Material provided:
....
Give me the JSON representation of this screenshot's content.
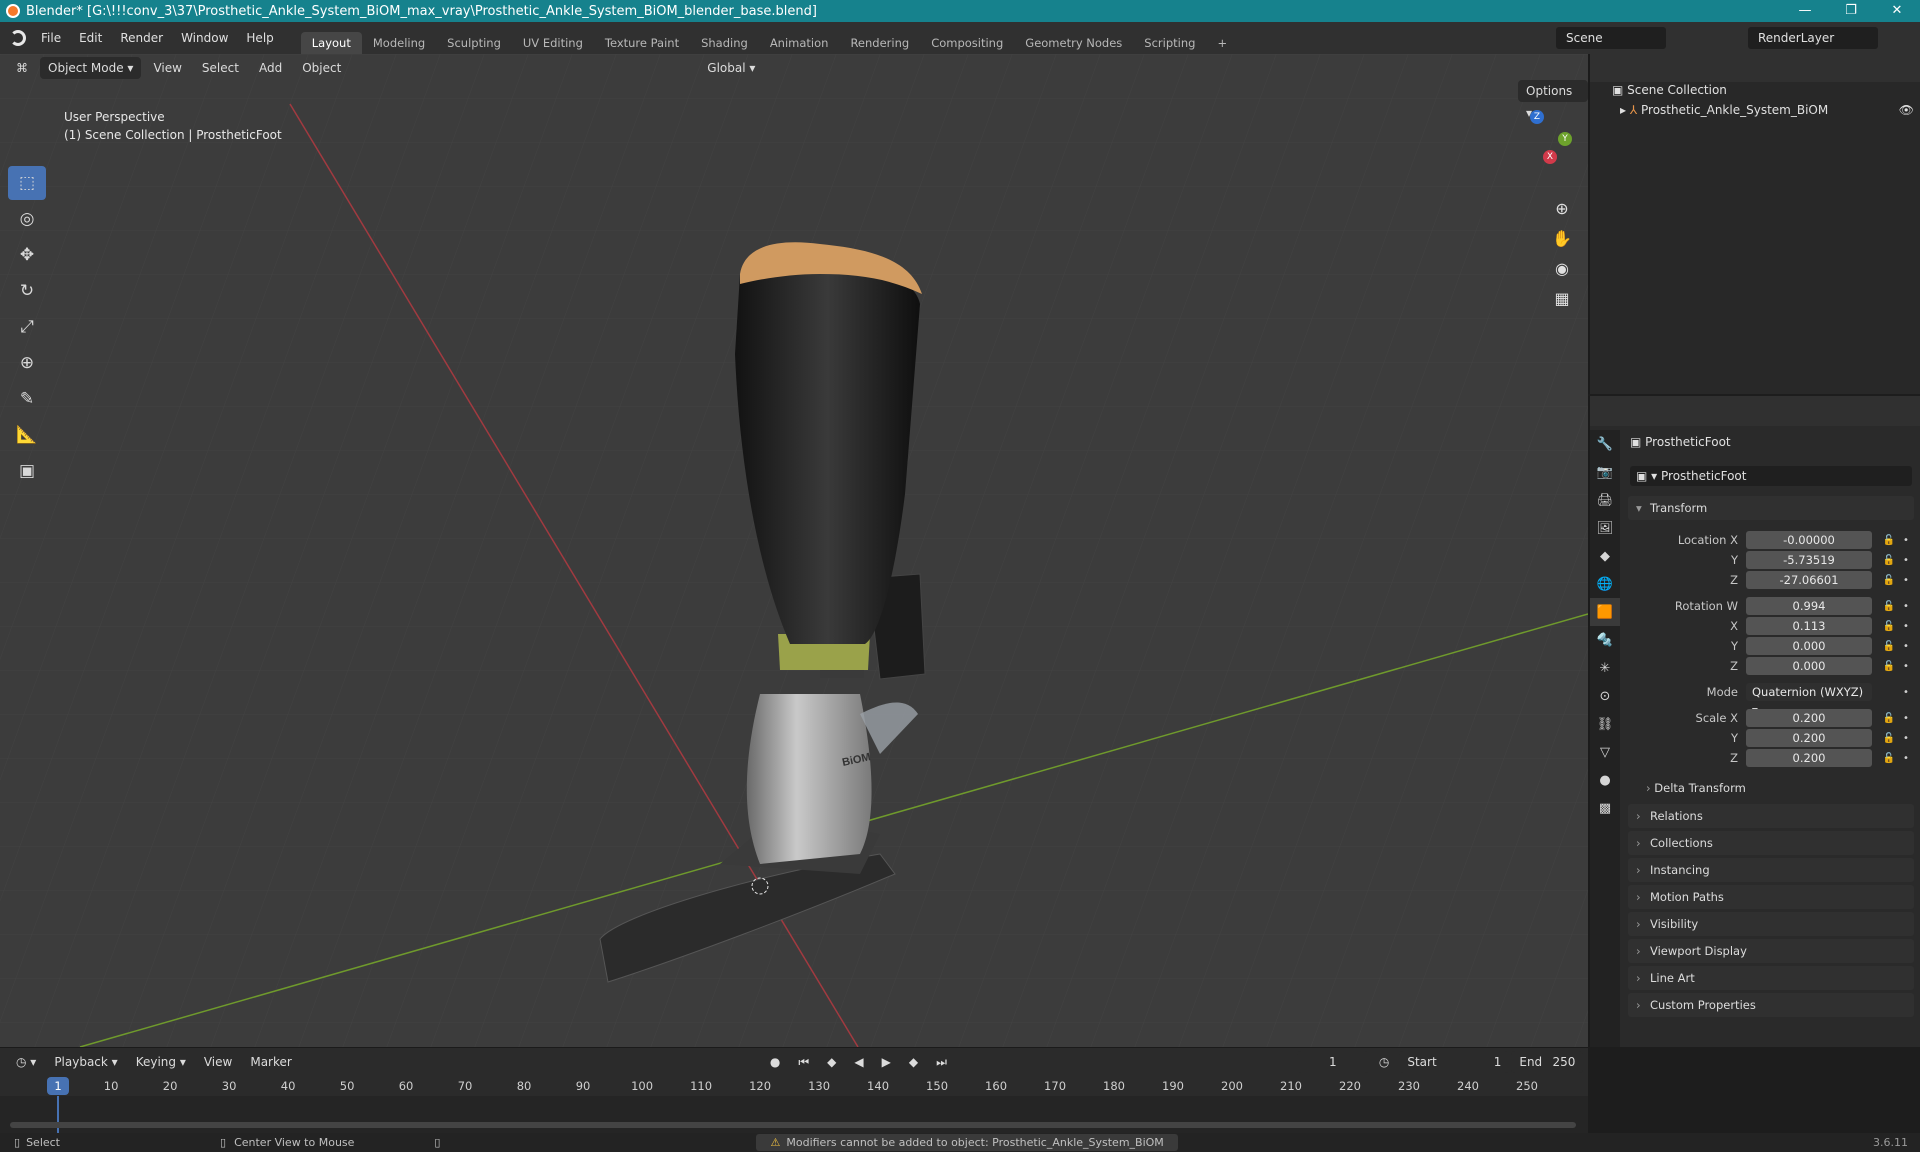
{
  "window": {
    "title": "Blender* [G:\\!!!conv_3\\37\\Prosthetic_Ankle_System_BiOM_max_vray\\Prosthetic_Ankle_System_BiOM_blender_base.blend]",
    "minimize": "—",
    "maximize": "❐",
    "close": "✕"
  },
  "menubar": {
    "menus": [
      "File",
      "Edit",
      "Render",
      "Window",
      "Help"
    ],
    "workspaces": [
      "Layout",
      "Modeling",
      "Sculpting",
      "UV Editing",
      "Texture Paint",
      "Shading",
      "Animation",
      "Rendering",
      "Compositing",
      "Geometry Nodes",
      "Scripting"
    ],
    "active_workspace": "Layout",
    "add_workspace": "+",
    "scene": "Scene",
    "view_layer": "RenderLayer"
  },
  "viewport": {
    "mode": "Object Mode",
    "menus": [
      "View",
      "Select",
      "Add",
      "Object"
    ],
    "orientation": "Global",
    "options": "Options",
    "perspective_label": "User Perspective",
    "collection_label": "(1) Scene Collection | ProstheticFoot",
    "model_brand_text": "BiOM",
    "gizmo_axes": {
      "z": "Z",
      "y": "Y",
      "x": "X"
    }
  },
  "outliner": {
    "root": "Scene Collection",
    "items": [
      {
        "name": "Prosthetic_Ankle_System_BiOM"
      }
    ]
  },
  "properties": {
    "object_name": "ProstheticFoot",
    "data_name": "ProstheticFoot",
    "transform_title": "Transform",
    "location_label": "Location X",
    "location": {
      "x": "-0.00000",
      "y": "-5.73519",
      "z": "-27.06601"
    },
    "rotation_label": "Rotation W",
    "rotation": {
      "w": "0.994",
      "x": "0.113",
      "y": "0.000",
      "z": "0.000"
    },
    "mode_label": "Mode",
    "mode": "Quaternion (WXYZ)",
    "scale_label": "Scale X",
    "scale": {
      "x": "0.200",
      "y": "0.200",
      "z": "0.200"
    },
    "axis_y": "Y",
    "axis_z": "Z",
    "axis_x": "X",
    "delta_transform": "Delta Transform",
    "panels": [
      "Relations",
      "Collections",
      "Instancing",
      "Motion Paths",
      "Visibility",
      "Viewport Display",
      "Line Art",
      "Custom Properties"
    ]
  },
  "timeline": {
    "menus": [
      "Playback",
      "Keying",
      "View",
      "Marker"
    ],
    "current_frame": "1",
    "start_label": "Start",
    "start": "1",
    "end_label": "End",
    "end": "250",
    "ruler_ticks": [
      "1",
      "10",
      "20",
      "30",
      "40",
      "50",
      "60",
      "70",
      "80",
      "90",
      "100",
      "110",
      "120",
      "130",
      "140",
      "150",
      "160",
      "170",
      "180",
      "190",
      "200",
      "210",
      "220",
      "230",
      "240",
      "250"
    ]
  },
  "statusbar": {
    "select": "Select",
    "center_view": "Center View to Mouse",
    "warning": "Modifiers cannot be added to object: Prosthetic_Ankle_System_BiOM",
    "version": "3.6.11"
  }
}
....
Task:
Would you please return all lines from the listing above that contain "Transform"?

Task solution:
    "transform_title": "Transform",
    "delta_transform": "Delta Transform",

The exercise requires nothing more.